Consumers going through a divorce that have cosigned for their spouse’s car loan need to be aware of how lenders view an auto loan contract that was previously executed even though this is addressed in the divorce decree.
A study conducted back in 2011 by Experian Automotive makes it clear that consumers with bad credit who finance used cars with subprime auto loans are at greater risk to be the targets of fraud than the average buyer.
Car owners with poor credit on tight budgets who finance their vehicles with higher-risk car loans are often especially sensitive to the costs of car insurance.
The current grading system for businesses used by the Better Business Bureau makes it much easier for consumers with poor credit to compare the various online auto loan websites.

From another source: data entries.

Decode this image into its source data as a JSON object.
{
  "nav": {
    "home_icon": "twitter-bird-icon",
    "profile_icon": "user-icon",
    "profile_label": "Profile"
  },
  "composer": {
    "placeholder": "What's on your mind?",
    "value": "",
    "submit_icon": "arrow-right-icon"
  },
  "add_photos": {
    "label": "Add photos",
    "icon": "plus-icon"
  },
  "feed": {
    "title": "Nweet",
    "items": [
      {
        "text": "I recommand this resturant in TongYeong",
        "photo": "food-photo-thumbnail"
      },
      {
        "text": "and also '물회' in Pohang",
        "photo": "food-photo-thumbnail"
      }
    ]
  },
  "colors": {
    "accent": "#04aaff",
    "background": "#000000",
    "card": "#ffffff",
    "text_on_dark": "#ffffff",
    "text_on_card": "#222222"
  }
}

Usually one of the first questions we get from car buyers with questionable credit is what interest rate they’ll be required to pay on an auto loan. And while that usually can’t be predicted, borrowers rarely ask what type of interest rate it is – something that could be equally as important.

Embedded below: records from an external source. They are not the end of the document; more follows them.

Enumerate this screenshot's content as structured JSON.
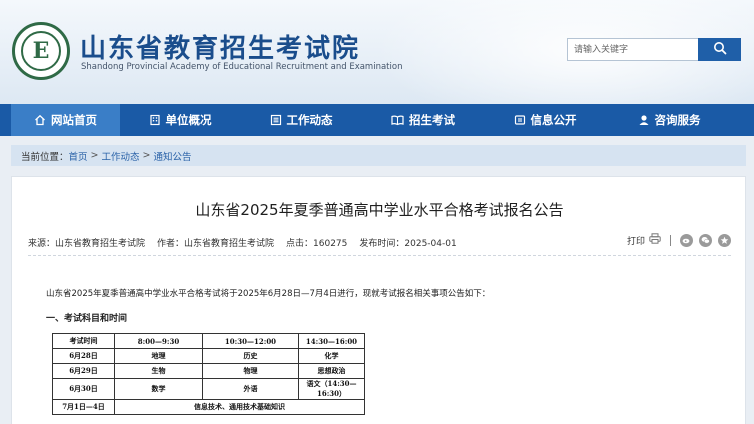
{
  "header": {
    "logo_letter": "E",
    "title": "山东省教育招生考试院",
    "subtitle": "Shandong Provincial Academy of Educational Recruitment and Examination"
  },
  "search": {
    "placeholder": "请输入关键字",
    "icon": "search-icon"
  },
  "nav": {
    "items": [
      {
        "label": "网站首页",
        "icon": "home-icon",
        "active": true
      },
      {
        "label": "单位概况",
        "icon": "building-icon"
      },
      {
        "label": "工作动态",
        "icon": "list-icon"
      },
      {
        "label": "招生考试",
        "icon": "book-icon"
      },
      {
        "label": "信息公开",
        "icon": "info-icon"
      },
      {
        "label": "咨询服务",
        "icon": "user-icon"
      }
    ]
  },
  "breadcrumb": {
    "prefix": "当前位置：",
    "items": [
      "首页",
      "工作动态",
      "通知公告"
    ],
    "separator": ">"
  },
  "article": {
    "title": "山东省2025年夏季普通高中学业水平合格考试报名公告",
    "meta": {
      "source": "来源：山东省教育招生考试院",
      "author": "作者：山东省教育招生考试院",
      "hits": "点击：160275",
      "published": "发布时间：2025-04-01"
    },
    "tools": {
      "print_label": "打印",
      "share_icons": [
        "weibo-icon",
        "wechat-icon",
        "star-icon"
      ]
    },
    "intro": "山东省2025年夏季普通高中学业水平合格考试将于2025年6月28日—7月4日进行，现就考试报名相关事项公告如下：",
    "section_heading": "一、考试科目和时间",
    "schedule": {
      "header": [
        "考试时间",
        "8:00—9:30",
        "10:30—12:00",
        "14:30—16:00"
      ],
      "rows": [
        [
          "6月28日",
          "地理",
          "历史",
          "化学"
        ],
        [
          "6月29日",
          "生物",
          "物理",
          "思想政治"
        ],
        [
          "6月30日",
          "数学",
          "外语",
          "语文（14:30—16:30）"
        ]
      ],
      "last_row": {
        "date": "7月1日—4日",
        "subject": "信息技术、通用技术基础知识"
      }
    }
  },
  "colors": {
    "nav": "#1a5aa6",
    "nav_active": "#3a7ec7",
    "title": "#1a4d8c",
    "link": "#2a62a8"
  }
}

For those unfamiliar with what the phrase “buy here pay here” means, it refers to a car dealer where you can not only purchase a car, but a dealership where you can finance it, right there, as well. In this case financing is arranged with money that is borrowed from the dealer instead of a bank, credit union or finance company.

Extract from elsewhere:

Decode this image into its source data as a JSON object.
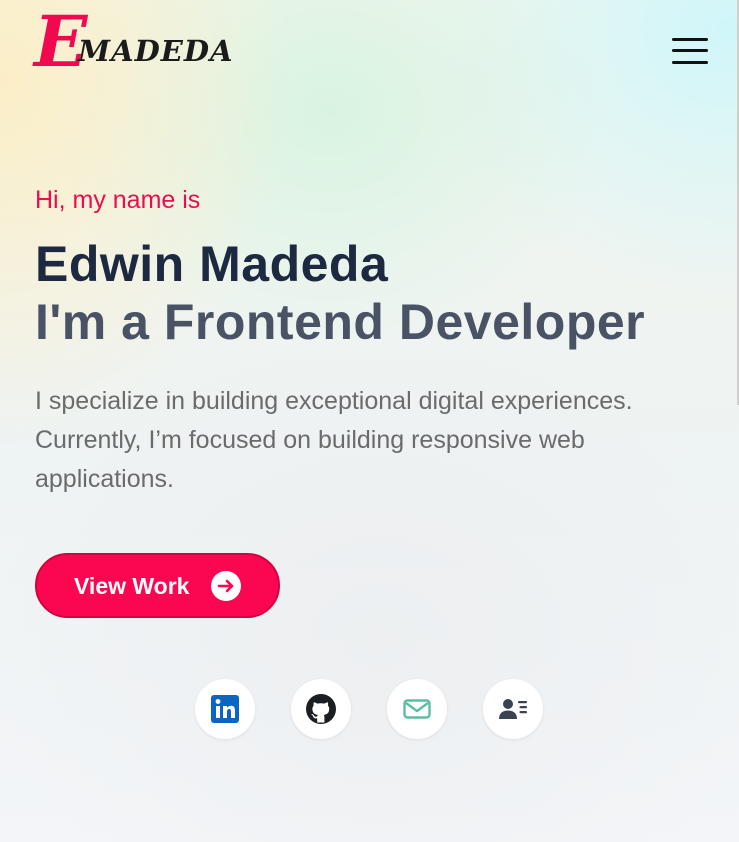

What it comes down to is that most consumers with poor will reach the conclusion that it’s more affordable to finance a 2 or 3-year-old used car, especially with a high-risk auto loan. Considering the current level of vehicle quality as well as the high depreciation most new cars experience, this decision makes a lot of sense.
Almost immediately those same car buyers are often faced with another decision: should they buy a regular used car or a certified used car?